0 Items

Electrifying Abs

Muscle-Stimulating Gadgets Won't Provide Six-Pack Abs

March 7, 2002 -- They're everywhere. You can hardly turn on a TV lately without stumbling across infomercials offering a belt-like device that promise rock-hard, six-pack abs without exercise or dieting.

"It would be nice if you could get the kind of muscle development you see in these ads with a simple, electrical device, but you can't," says Kiku Trentylon, a fitness trainer in New York City. "They're selling a fantasy."

But it's an enticing fantasy, and one that is attracting many eager buyers, as sales of these electrical muscle stimulators (EMS) are reported to be brisk.

"The electrical muscle stimulators advertised on television are another attempt to mislead the public into thinking that a simple device can create the perfect stomach," says Robyn M. Stuhr, MA, of the Women's Sports Medicine Center Hospital for Special Surgery in New York. "They may improve muscle endurance, but only in one position. And regardless of the type of abdominal exercise performed, if an individual has a thick pad of fat, they won't see 'six-pack' abs no matter how many repetitions or minutes they spend on their abs."

Despite numerous skeptics, EMS devices have supporters in the medical community. Michael J. Skyhar, MD, a sports orthopaedic surgeon and a staff member of Damluji Research of San Diego, is a spokesperson for Electronic Products Distribution, maker of the Ab Energizer.

"Electrical muscle stimulation is well established in the medical literature as having therapeutic benefits," says Skyhar. "It's a comfortable, safe, and simple way for my patients to strengthen lower back and abdominal muscles."

But the high visibility these products get on TV and the sweeping claims made about their effectiveness are bringing them under greater scrutiny.

Now, the FDA is reportedly looking closely at the claims made by the makers and sellers of these devices to determine whether rules about making unsubstantiated medical claims are being violated.

Let the Buyer Beware

"When someone tells you they will sell you something that will turn you into a he-man overnight, you should be very, very skeptical," says Stephen Rice, MD, PhD, who specializes in sports medicine at the Jersey Shore Medical Center in Neptune, N.J., and is a spokesperson for the American College of Sports Medicine.

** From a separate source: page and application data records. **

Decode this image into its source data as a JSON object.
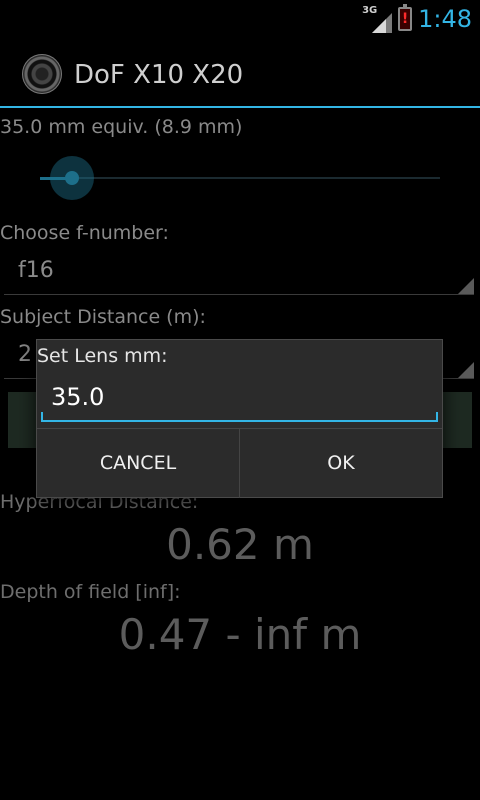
{
  "status_bar": {
    "network_label": "3G",
    "time": "1:48",
    "battery_alert": "!",
    "accent_color": "#33b5e5"
  },
  "app": {
    "title": "DoF X10 X20",
    "icon": "lens-icon"
  },
  "focal": {
    "label": "35.0 mm equiv. (8.9 mm)",
    "slider_level": 0.08
  },
  "fnumber": {
    "label": "Choose f-number:",
    "value": "f16"
  },
  "distance": {
    "label": "Subject Distance (m):",
    "value": "2"
  },
  "results": {
    "hyperfocal_label": "Hyperfocal Distance:",
    "hyperfocal_value": "0.62 m",
    "dof_label": "Depth of field [inf]:",
    "dof_value": "0.47 - inf m"
  },
  "dialog": {
    "title": "Set Lens mm:",
    "input_value": "35.0",
    "cancel_label": "CANCEL",
    "ok_label": "OK"
  }
}
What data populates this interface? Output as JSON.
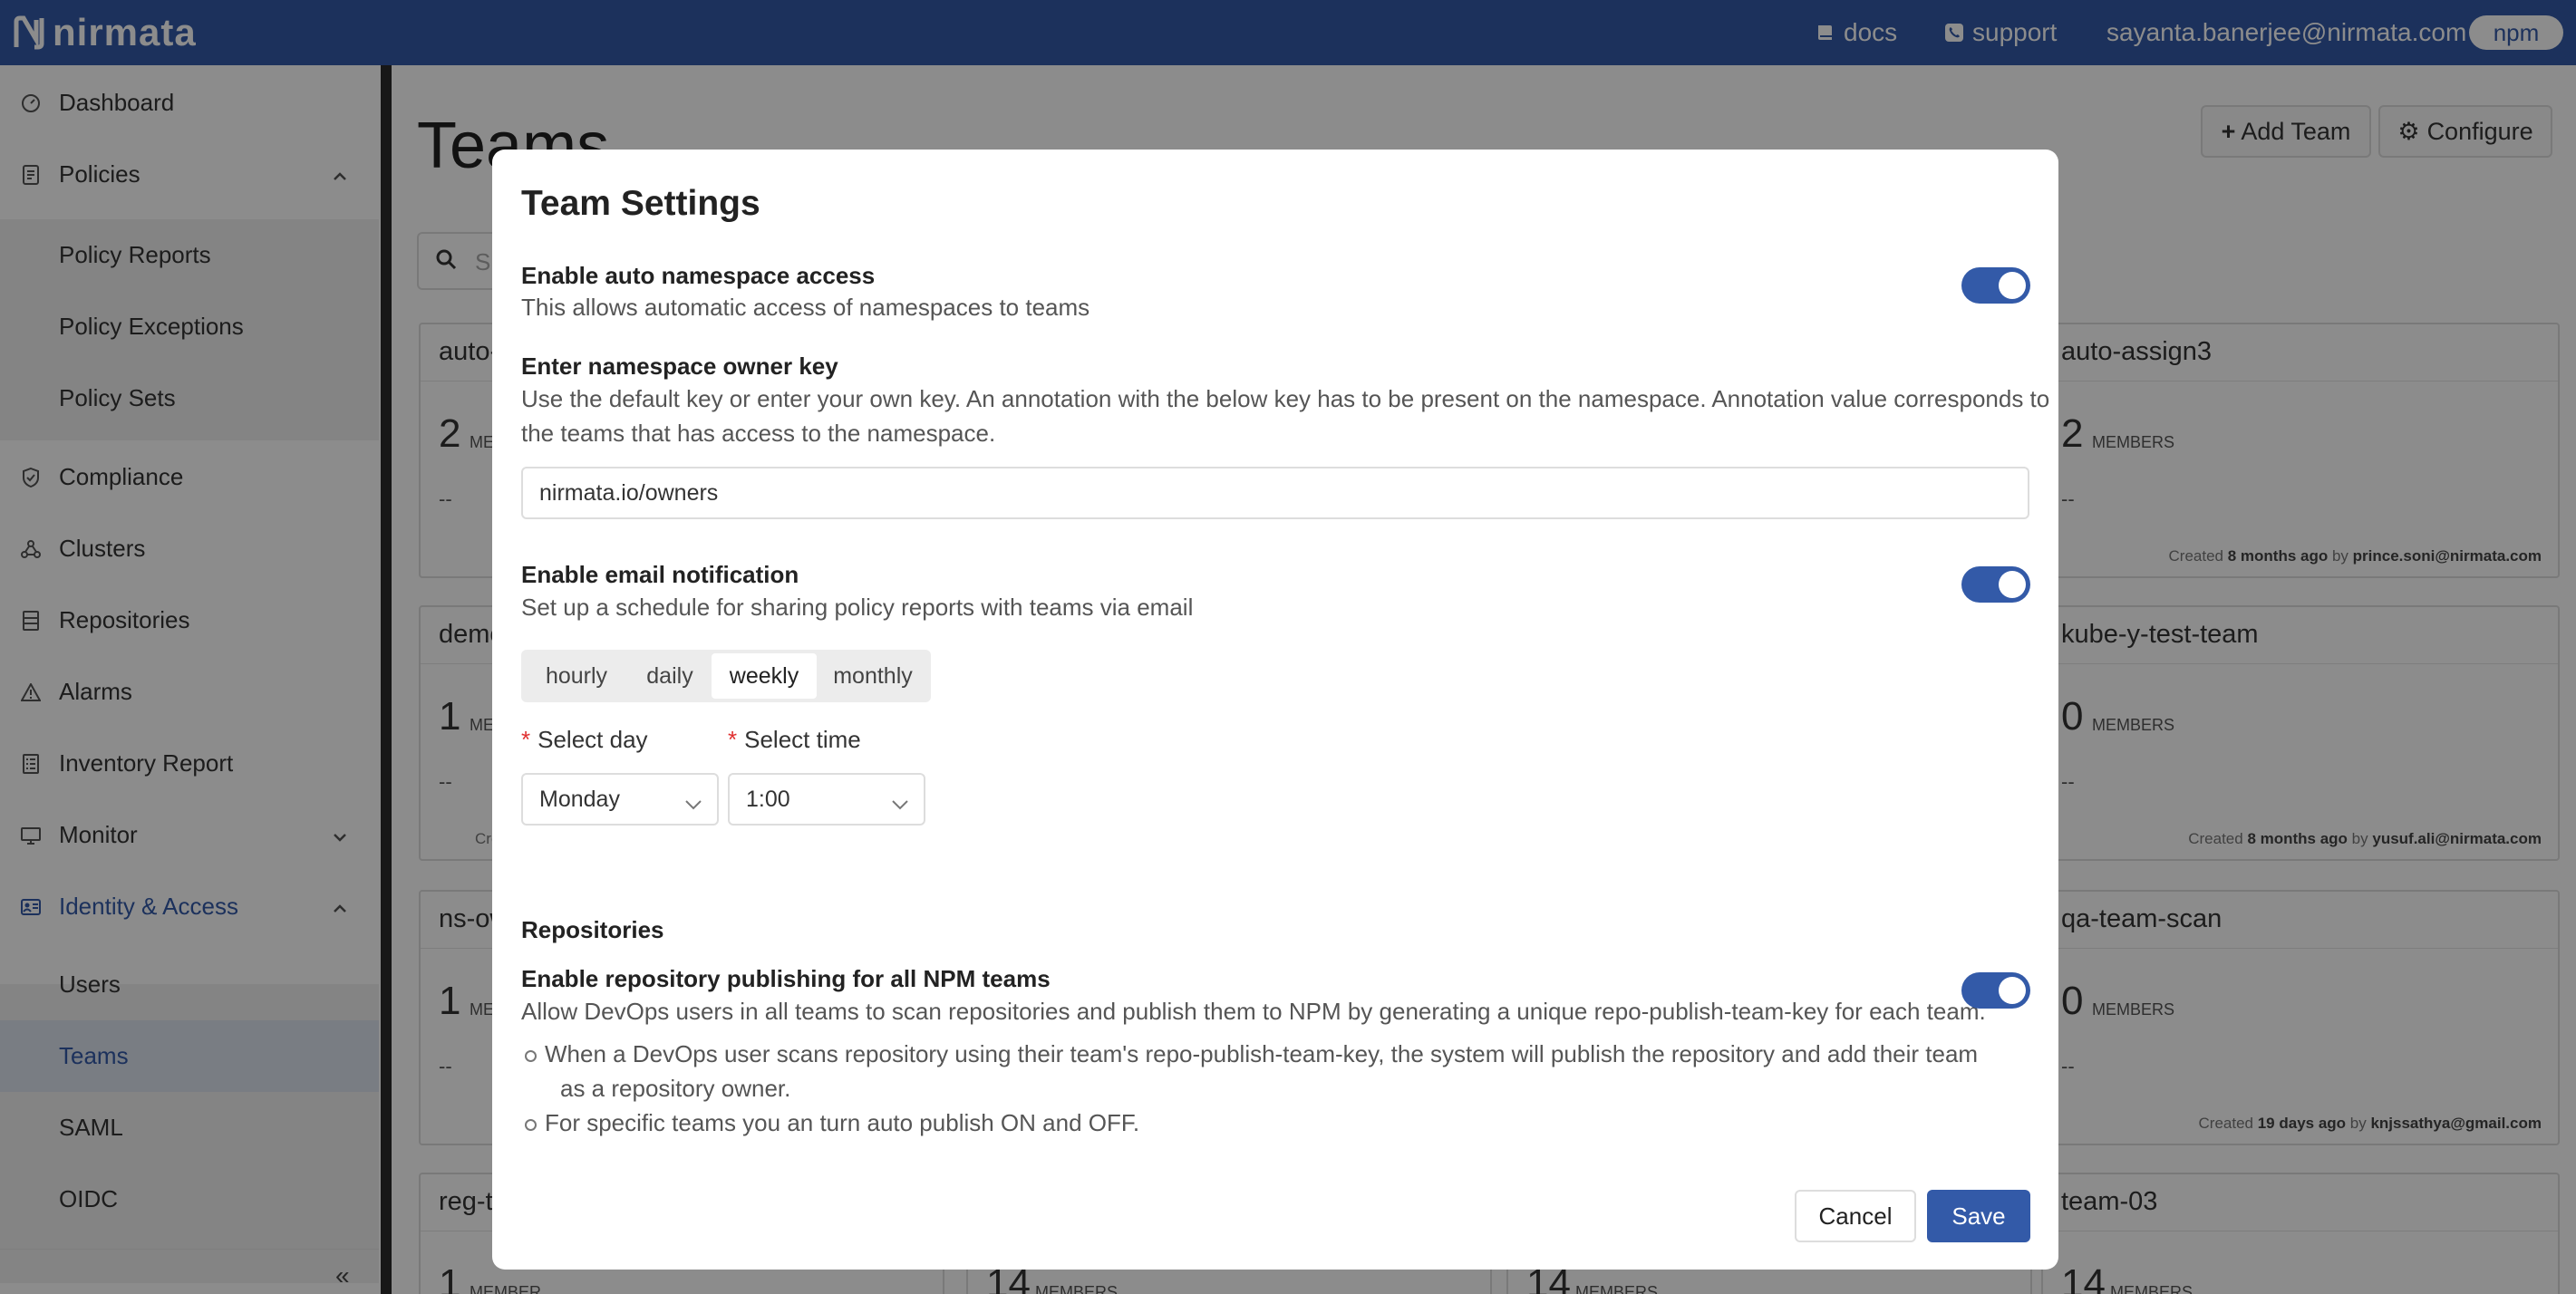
{
  "topbar": {
    "logo": "nirmata",
    "docs": "docs",
    "support": "support",
    "user": "sayanta.banerjee@nirmata.com",
    "tenant": "npm"
  },
  "sidebar": {
    "items": [
      {
        "label": "Dashboard",
        "icon": "dashboard-icon"
      },
      {
        "label": "Policies",
        "icon": "policies-icon"
      },
      {
        "label": "Policy Reports"
      },
      {
        "label": "Policy Exceptions"
      },
      {
        "label": "Policy Sets"
      },
      {
        "label": "Compliance",
        "icon": "shield-check-icon"
      },
      {
        "label": "Clusters",
        "icon": "clusters-icon"
      },
      {
        "label": "Repositories",
        "icon": "repositories-icon"
      },
      {
        "label": "Alarms",
        "icon": "warning-icon"
      },
      {
        "label": "Inventory Report",
        "icon": "inventory-icon"
      },
      {
        "label": "Monitor",
        "icon": "monitor-icon"
      },
      {
        "label": "Identity & Access",
        "icon": "id-card-icon"
      },
      {
        "label": "Users"
      },
      {
        "label": "Teams"
      },
      {
        "label": "SAML"
      },
      {
        "label": "OIDC"
      }
    ],
    "collapse_glyph": "«",
    "active": "Teams"
  },
  "main": {
    "title": "Teams",
    "add_team": "Add Team",
    "configure": "Configure",
    "search_placeholder": "S",
    "cards": [
      {
        "name": "auto-",
        "count": "2",
        "members": "MEM",
        "dash": "--"
      },
      {
        "name": "auto-assign3",
        "count": "2",
        "members": "MEMBERS",
        "dash": "--",
        "created_pre": "Created ",
        "created_when": "8 months ago",
        "created_mid": " by ",
        "created_by": "prince.soni@nirmata.com"
      },
      {
        "name": "demo",
        "count": "1",
        "members": "ME",
        "dash": "--",
        "partial": "Cre"
      },
      {
        "name": "kube-y-test-team",
        "count": "0",
        "members": "MEMBERS",
        "dash": "--",
        "created_pre": "Created ",
        "created_when": "8 months ago",
        "created_mid": " by ",
        "created_by": "yusuf.ali@nirmata.com"
      },
      {
        "name": "ns-ow",
        "count": "1",
        "members": "ME",
        "dash": "--"
      },
      {
        "name": "qa-team-scan",
        "count": "0",
        "members": "MEMBERS",
        "dash": "--",
        "created_pre": "Created ",
        "created_when": "19 days ago",
        "created_mid": " by ",
        "created_by": "knjssathya@gmail.com"
      },
      {
        "name": "reg-t",
        "count": "1",
        "members": "MEMBER"
      },
      {
        "name": "",
        "count": "14",
        "members": "MEMBERS"
      },
      {
        "name": "",
        "count": "14",
        "members": "MEMBERS"
      },
      {
        "name": "team-03",
        "count": "14",
        "members": "MEMBERS"
      }
    ]
  },
  "modal": {
    "title": "Team Settings",
    "auto_ns_heading": "Enable auto namespace access",
    "auto_ns_desc": "This allows automatic access of namespaces to teams",
    "auto_ns_enabled": true,
    "owner_key_heading": "Enter namespace owner key",
    "owner_key_desc_1": "Use the default key or enter your own key. An annotation with the below key has to be present on the namespace. Annotation value corresponds to",
    "owner_key_desc_2": "the teams that has access to the namespace.",
    "owner_key_value": "nirmata.io/owners",
    "email_heading": "Enable email notification",
    "email_desc": "Set up a schedule for sharing policy reports with teams via email",
    "email_enabled": true,
    "schedule_options": [
      "hourly",
      "daily",
      "weekly",
      "monthly"
    ],
    "schedule_selected": "weekly",
    "select_day_label": "Select day",
    "select_day_value": "Monday",
    "select_time_label": "Select time",
    "select_time_value": "1:00",
    "required_mark": "*",
    "repos_heading": "Repositories",
    "repo_pub_heading": "Enable repository publishing for all NPM teams",
    "repo_pub_desc": "Allow DevOps users in all teams to scan repositories and publish them to NPM by generating a unique repo-publish-team-key for each team.",
    "repo_pub_enabled": true,
    "bullet_1a": "When a DevOps user scans repository using their team's repo-publish-team-key, the system will publish the repository and add their team",
    "bullet_1b": "as a repository owner.",
    "bullet_2": "For specific teams you an turn auto publish ON and OFF.",
    "cancel": "Cancel",
    "save": "Save"
  },
  "colors": {
    "brand": "#335aa8",
    "accent_text": "#335aa8",
    "toggle_on": "#335aa8"
  }
}
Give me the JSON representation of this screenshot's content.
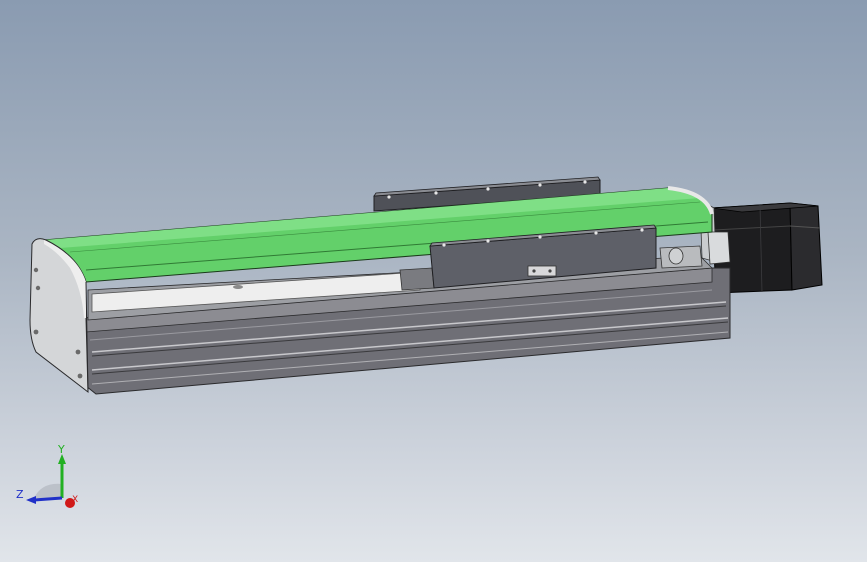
{
  "view": {
    "triad": {
      "x_label": "X",
      "y_label": "Y",
      "z_label": "Z",
      "x_color": "#d01818",
      "y_color": "#22b022",
      "z_color": "#2030c8"
    }
  },
  "model": {
    "cover_color": "#63d06a",
    "body_color": "#6f6f76",
    "endcap_color": "#d4d6d8",
    "motor_color": "#1c1c1c",
    "carriage_color": "#5e6068"
  }
}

But even if the devices sold on TV can't do what the sellers promise, EMS itself isn't at all hokum, says Rice. EMS devices are an important part of physical therapy for people recovering from certain types of surgery or injury. Among other legitimate medical uses, physical therapists can use EMS to prevent a patient's muscles from shrinking during a long recovery after an accident, for example.

"For the average couch potato who may be getting no exercise at all, these devices may provide some muscle tightening and improved muscle tone," says Rice. "But that will not transfer to the kind of strength for real-world results needed in sports or in some occupations. And it will have no effect on reducing body fat."

To lose fat around the stomach, diet and exercise are still the only useful options, says Carl W. Nissen, MD, associate professor in the departments of orthopedic surgery and sports medicine at the University of Connecticut Health Center in Farmington. "You'd be better off spending your money on good nutrition and a health club membership."

Abs Are 'Core Strength'

Strong abdominal muscles are more than just pretty to look at, say these experts. Developing ab strength leads to better "core strength," meaning that many other muscle groups depend on the support and strength of the abs to do their work without suffering injury.

"You're only as strong as your weakest link," says Rice. "If you don't develop strength along a range of movement in the abdominals, then you aren't really functionally developing the muscle. You may end up with one developed area in the muscle next to many weak areas, and that can lead to injury or strain."

Exercise machines and even "ab rollers" -- curved bars that can help focus the muscle groups used in traditional ab exercises -- can help more than EMS devices. But ab rollers are real exercise, not just stimulation.

"Ab rollers present a difficult challenge and may not be appropriate for beginners with weak abdominals," says Stuhr. "If an individual doesn't have the ability to stabilize their core as their arms stretch forward, there is significant risk of shoulder or back injury. These devices may be a part of a more advanced program."

So, how can you get a flatter, more toned abdomen? Here's Robyn Stuhr's recipe:

  • Reduce overall calories and fat intake.
  • Get regular cardiovascular and strength exercise, under your doctor's supervision, gradually increasing exercise calorie expenditure from 150 to 400 kcal/day..
  • Perform ab exercises with a trainer for a while to make sure you're using the right muscles.
  • During a partial sit-up or abdominal crunch, feel yourself pulling in your stomach. Imagine your belly button pulling in toward your spine.
  • Work your lower abdominals, which contribute to core stability, by learning to maintain a neutral spine during a variety of leg and arm exercises.

So in the end, as usual, there is no magic belt to melt away flab and make muscles bigger and stronger.

It's an old story, says Trentylon, who trains people at gyms in Manhattan, but nothing can replace the time and effort you put into real exercise.

"If electric impulses could replace exercise," she says, "I wouldn't have any clients."